The world opens when I near the river. Shifting flows and sandy glacial deposits have slowed forest succession here. I like the view, but not the wind that comes with it. Were the conditions a little different, I might find a place to sit down and watch a while. It is easy to imagine an otter galloping and sliding on the snow, or a bear exploring his way to the river, but I keep moving.
Soon, the trail winds back into the sheltering woods, but I am drawn by some color in the snow and turn into the sharp wind, toward the river, to investigate.Iron-stained bear tracks, the size of large saucers, form a straight path from the river back toward me. I trace the route away from the bear, toward the river bank where I startle a pair of killdeers who noisily escape in opposite directions.
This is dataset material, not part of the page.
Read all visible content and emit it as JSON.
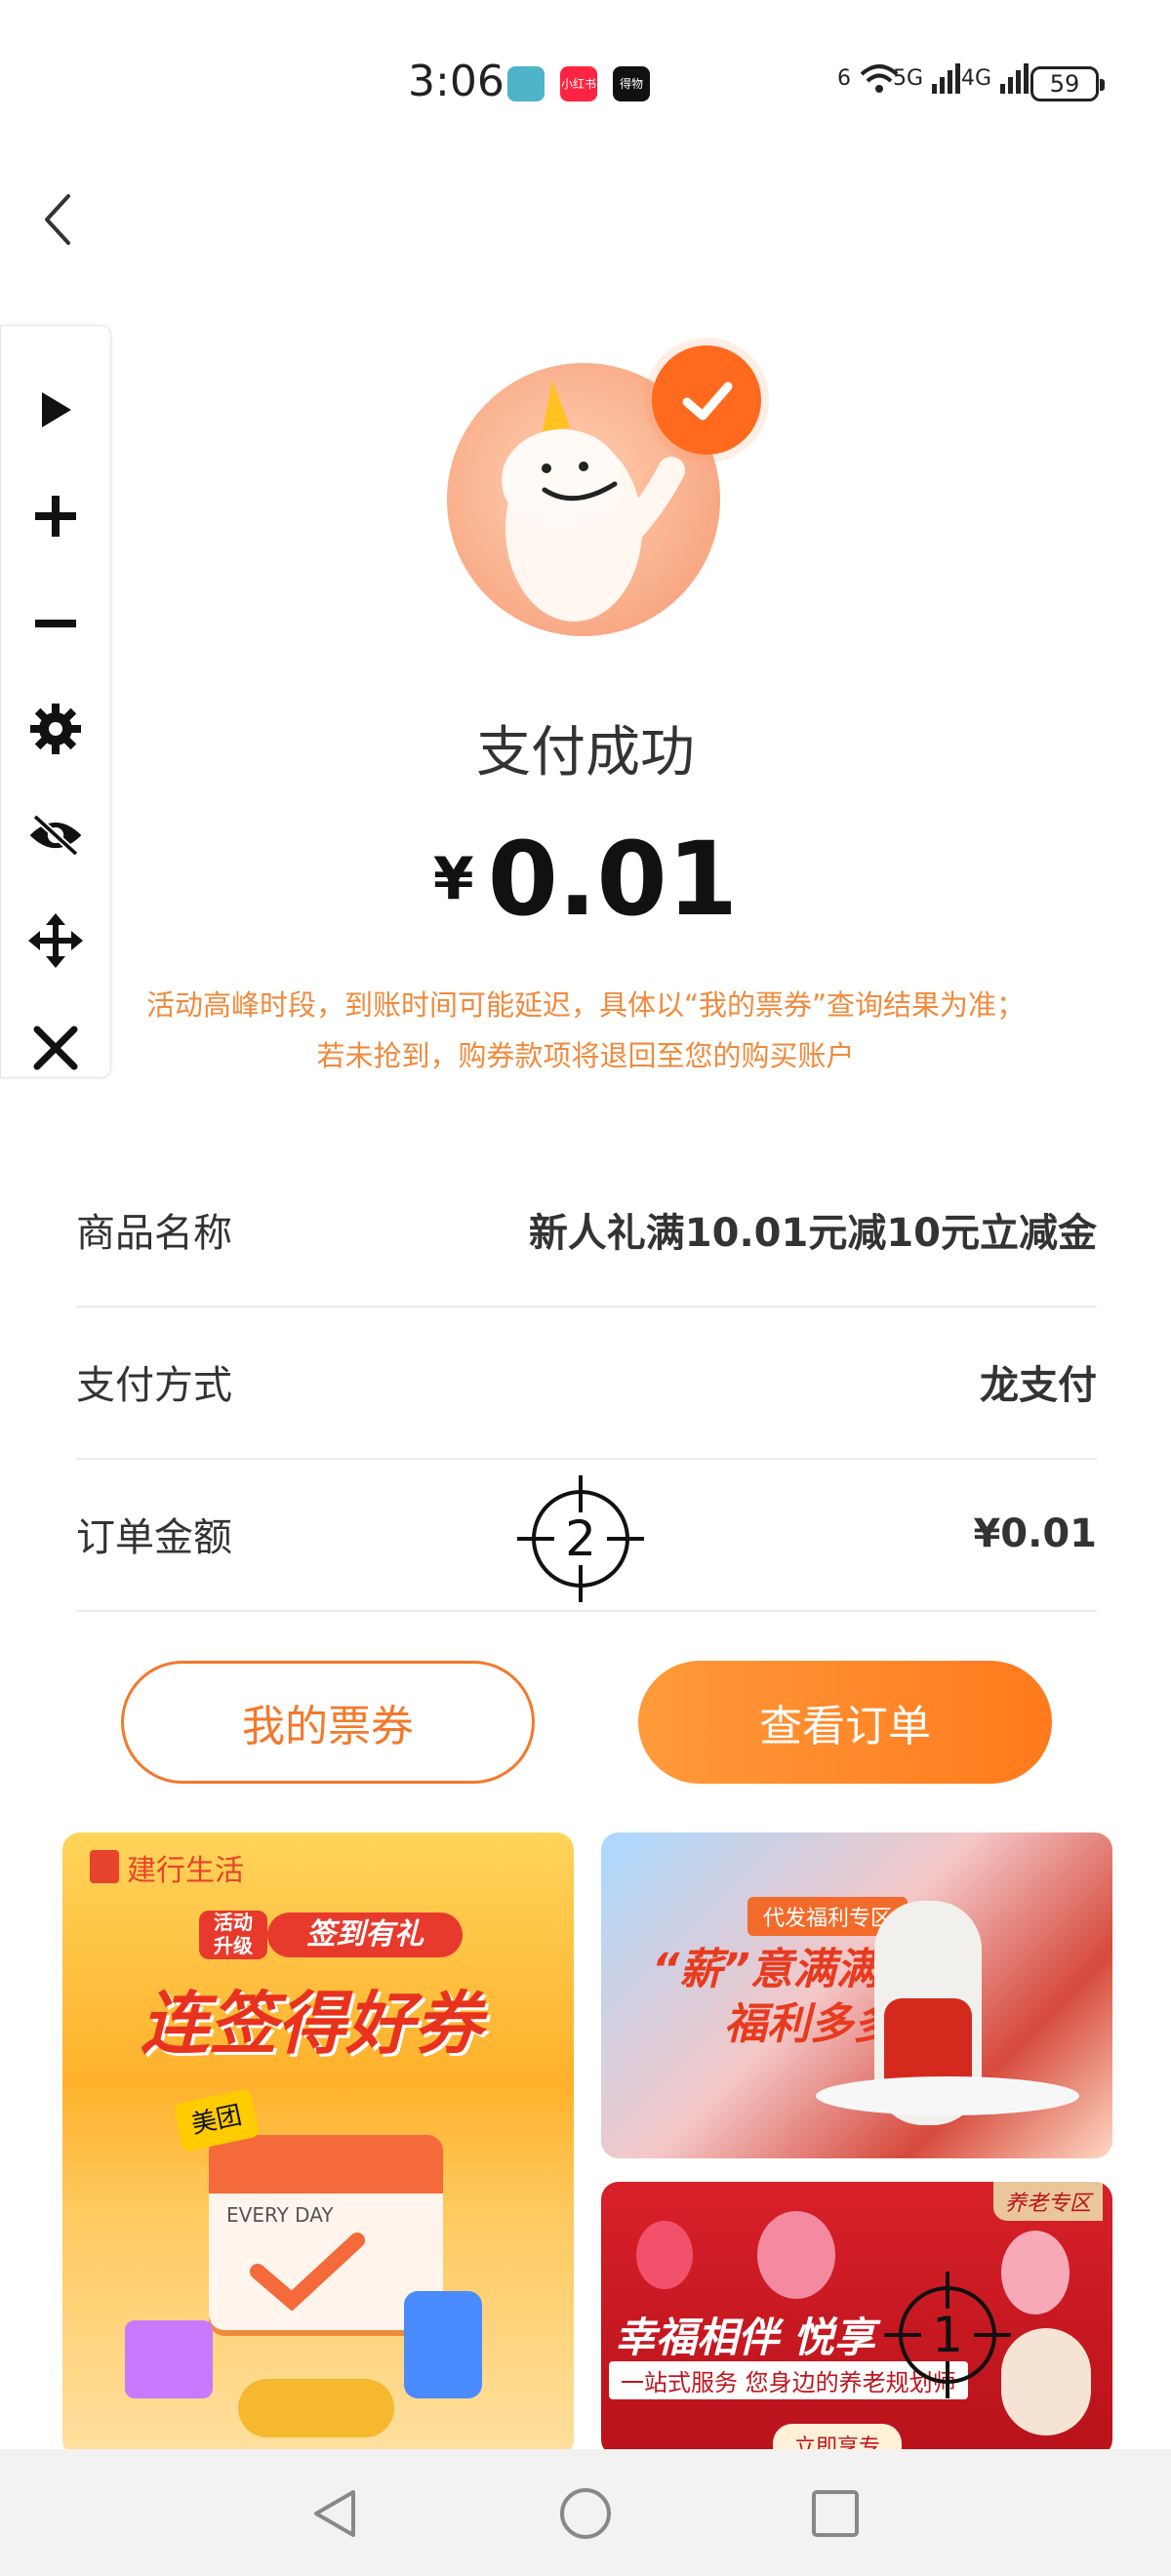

The bear appears to have crossed the shallow water and sat down for a spell before moving on. I’m pretty sure I’m looking at my first positively identified black bear butt print in the snow, though the view through squinting eyes and soaked glasses could be deceiving me.Scuttling back to the trail where the bear tracks disappear into the thick, I take what turns out to be short-lived refuge in the woods. I knew this was coming, but was not prepared for how fierce the wind would be when I got here. My five layers of wool are enough, but barely. For the first time this morning, I feel a prick of cold on my chest as I lean into the wind blasting across the lake. Walk has become trudge.
A confused menagerie of tracks follow a cross-country ski route along the lake shore. A large canine print begs closer investigation. Two summers ago I cast a wolf track not far from here, and on the same day found wolf scat loaded with beaver fur, but this print turns out to be from a large dog.
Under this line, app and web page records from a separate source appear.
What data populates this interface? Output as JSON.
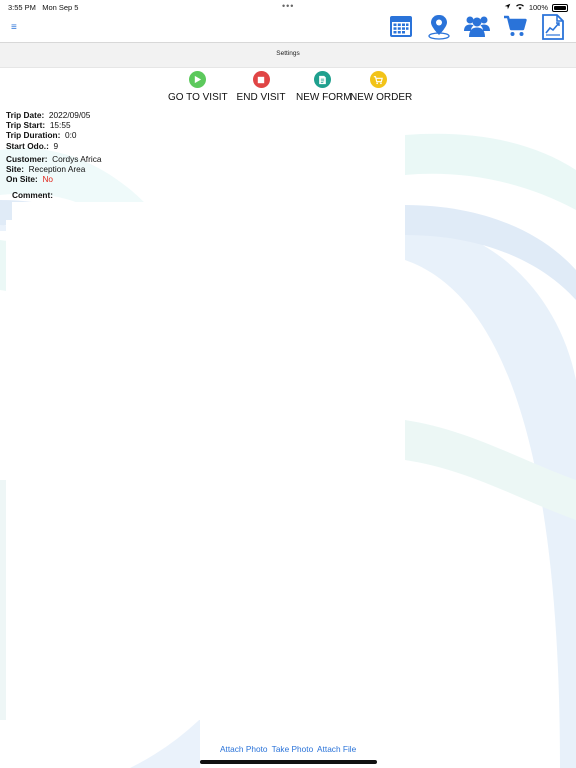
{
  "status_bar": {
    "time": "3:55 PM",
    "date": "Mon Sep 5",
    "dots": "•••",
    "battery": "100%"
  },
  "nav": {
    "menu_icon": "≡",
    "icons": [
      "calendar-icon",
      "map-pin-icon",
      "users-icon",
      "cart-icon",
      "report-icon"
    ],
    "accent": "#2a73d9"
  },
  "settings_bar": {
    "title": "Settings"
  },
  "actions": [
    {
      "label": "GO TO VISIT",
      "icon": "play-icon",
      "color": "#5cc95c"
    },
    {
      "label": "END VISIT",
      "icon": "stop-icon",
      "color": "#e04545"
    },
    {
      "label": "NEW FORM",
      "icon": "form-icon",
      "color": "#1fa08e"
    },
    {
      "label": "NEW ORDER",
      "icon": "order-icon",
      "color": "#f2c318"
    }
  ],
  "trip": {
    "date_label": "Trip Date:",
    "date": "2022/09/05",
    "start_label": "Trip Start:",
    "start": "15:55",
    "duration_label": "Trip Duration:",
    "duration": "0:0",
    "odo_label": "Start Odo.:",
    "odo": "9"
  },
  "site_info": {
    "customer_label": "Customer:",
    "customer": "Cordys Africa",
    "site_label": "Site:",
    "site": "Reception Area",
    "onsite_label": "On Site:",
    "onsite": "No"
  },
  "comment": {
    "label": "Comment:",
    "value": ""
  },
  "bottom_links": {
    "attach_photo": "Attach Photo",
    "take_photo": "Take Photo",
    "attach_file": "Attach File"
  }
}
Though I have only been on the trail for 90 minutes, I take advantage of a familiar route directly back to the parking lot. Snow has soaked through my jeans and woolies, camera looks like I pulled it out of the lake, and gloves are saturated and chilling my fingers. Overall though, I am not uncomfortable. My base layers, in fact all my layers, except for jeans and gloves, are wool, and I know that as long as I keep moving I will be fine, but all this wet, blowing snow has me thinking again about that cup of decaf.
I pull my waterlogged face mask out of my pocket and hang it on the rearview mirror, and toss soaked gloves on the passenger seat. When I turn onto the main road, the truck rocks with a gust of wind driving ever heavier snow, and I am glad to be sheltered by glass, and warmed by internal combustion engine.
I am thinking about that black bear sitting by the river, undaunted by wind and wet, shielded and warmed by his own weatherproof coat, as I drive past the donut store, parking lot full of cars driven by people without any proper protection. I will not be stopping.
Spring is here, and with the ice melting and the snow turning to rain, my mindset must change as well. Wool is a great inner layer, but rain calls for waterproof pants and jacket, and a cover for my camera.
As for that protection hanging from my mirror, well, in a very real sense, that mask is testament to an altogether different winter—one that might not end any time soon—and that simple first line of defense against the dangers of this dark season we are all trudging through, is more important than any rain jacket. Yes, the calendar tells us summer is right around the corner, but this pandemic winter may keep going for another season or more. Until it does end, no matter the weather, I will wear my mask. And the next time I am out by the river, like the bear, I will be dressed to leave my butt print in the snow, or the mud, or whatever conditions the season throws at me.